### [Exercise goal]
Go through the entries and copy every line that has the string "icon" in it.
── Input data
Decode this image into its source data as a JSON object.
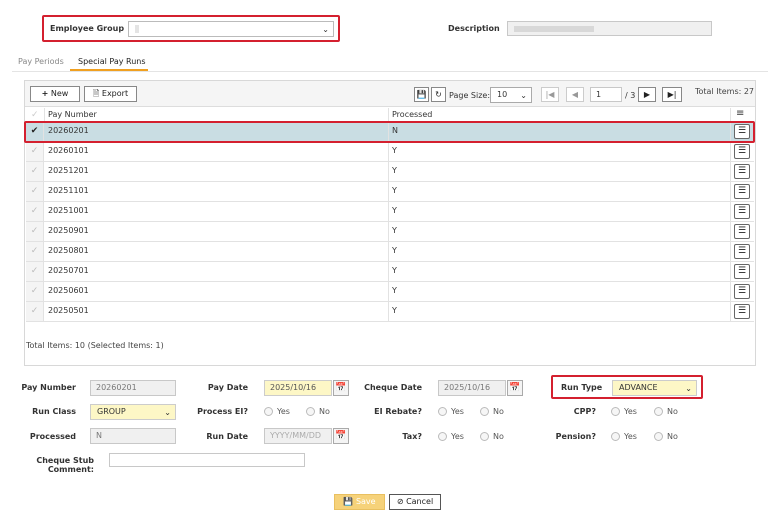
{
  "header": {
    "employee_group_label": "Employee Group",
    "employee_group_value": "",
    "description_label": "Description",
    "description_value": ""
  },
  "tabs": [
    {
      "label": "Pay Periods",
      "active": false
    },
    {
      "label": "Special Pay Runs",
      "active": true
    }
  ],
  "toolbar": {
    "new_label": "New",
    "export_label": "Export",
    "page_size_label": "Page Size:",
    "page_size_value": "10",
    "current_page": "1",
    "total_pages": "/ 3",
    "total_items": "Total Items: 27"
  },
  "grid": {
    "columns": [
      "Pay Number",
      "Processed"
    ],
    "rows": [
      {
        "pay_number": "20260201",
        "processed": "N",
        "selected": true
      },
      {
        "pay_number": "20260101",
        "processed": "Y",
        "selected": false
      },
      {
        "pay_number": "20251201",
        "processed": "Y",
        "selected": false
      },
      {
        "pay_number": "20251101",
        "processed": "Y",
        "selected": false
      },
      {
        "pay_number": "20251001",
        "processed": "Y",
        "selected": false
      },
      {
        "pay_number": "20250901",
        "processed": "Y",
        "selected": false
      },
      {
        "pay_number": "20250801",
        "processed": "Y",
        "selected": false
      },
      {
        "pay_number": "20250701",
        "processed": "Y",
        "selected": false
      },
      {
        "pay_number": "20250601",
        "processed": "Y",
        "selected": false
      },
      {
        "pay_number": "20250501",
        "processed": "Y",
        "selected": false
      }
    ],
    "footer": "Total Items: 10 (Selected Items: 1)"
  },
  "form": {
    "pay_number_label": "Pay Number",
    "pay_number_value": "20260201",
    "pay_date_label": "Pay Date",
    "pay_date_value": "2025/10/16",
    "cheque_date_label": "Cheque Date",
    "cheque_date_value": "2025/10/16",
    "run_type_label": "Run Type",
    "run_type_value": "ADVANCE",
    "run_class_label": "Run Class",
    "run_class_value": "GROUP",
    "process_ei_label": "Process EI?",
    "ei_rebate_label": "EI Rebate?",
    "cpp_label": "CPP?",
    "processed_label": "Processed",
    "processed_value": "N",
    "run_date_label": "Run Date",
    "run_date_placeholder": "YYYY/MM/DD",
    "tax_label": "Tax?",
    "pension_label": "Pension?",
    "yes_label": "Yes",
    "no_label": "No",
    "cheque_stub_label_line1": "Cheque Stub",
    "cheque_stub_label_line2": "Comment:",
    "cheque_stub_value": ""
  },
  "actions": {
    "save_label": "Save",
    "cancel_label": "Cancel"
  },
  "colors": {
    "highlight_red": "#d4202f",
    "tab_underline": "#f0a020",
    "selected_row": "#c9dde3",
    "yellow_field": "#fdf7c6",
    "save_button": "#f6d27a"
  }
}
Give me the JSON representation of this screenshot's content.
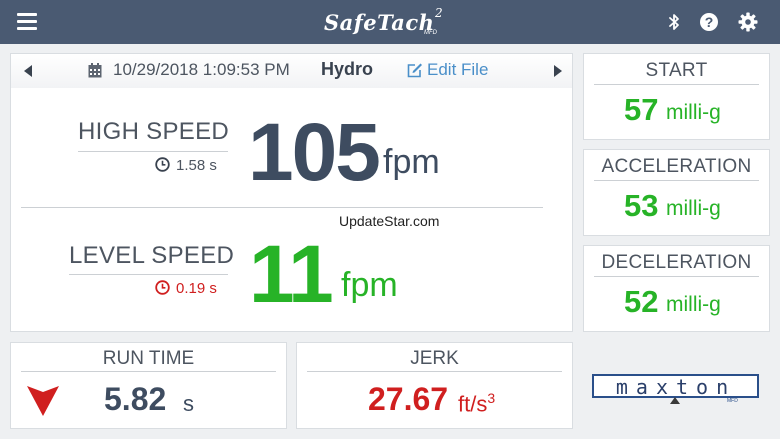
{
  "app": {
    "logo_word": "SafeTach",
    "logo_sup": "2",
    "logo_mfd": "MFD"
  },
  "toolbar": {
    "menu_icon": "hamburger-menu-icon",
    "bluetooth_icon": "bluetooth-icon",
    "help_icon": "help-circle-icon",
    "settings_icon": "gear-icon"
  },
  "record": {
    "datetime": "10/29/2018 1:09:53 PM",
    "file_name": "Hydro",
    "edit_label": "Edit File"
  },
  "high_speed": {
    "label": "HIGH SPEED",
    "time": "1.58 s",
    "value": "105",
    "unit": "fpm"
  },
  "level_speed": {
    "label": "LEVEL SPEED",
    "time": "0.19 s",
    "value": "11",
    "unit": "fpm"
  },
  "watermark": "UpdateStar.com",
  "metrics": {
    "start": {
      "label": "START",
      "value": "57",
      "unit": "milli-g"
    },
    "acceleration": {
      "label": "ACCELERATION",
      "value": "53",
      "unit": "milli-g"
    },
    "deceleration": {
      "label": "DECELERATION",
      "value": "52",
      "unit": "milli-g"
    }
  },
  "run_time": {
    "label": "RUN TIME",
    "value": "5.82",
    "unit": "s",
    "direction": "down"
  },
  "jerk": {
    "label": "JERK",
    "value": "27.67",
    "unit": "ft/s",
    "unit_sup": "3"
  },
  "brand": {
    "name": "maxton",
    "sub": "MFD"
  },
  "colors": {
    "header": "#4a5a72",
    "green": "#27b327",
    "red": "#d01f1f",
    "dark": "#39424f",
    "link": "#4a8fc9"
  }
}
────
### [Written reply]
    "menu_icon": "hamburger-menu-icon",
    "bluetooth_icon": "bluetooth-icon",
    "help_icon": "help-circle-icon",
    "settings_icon": "gear-icon"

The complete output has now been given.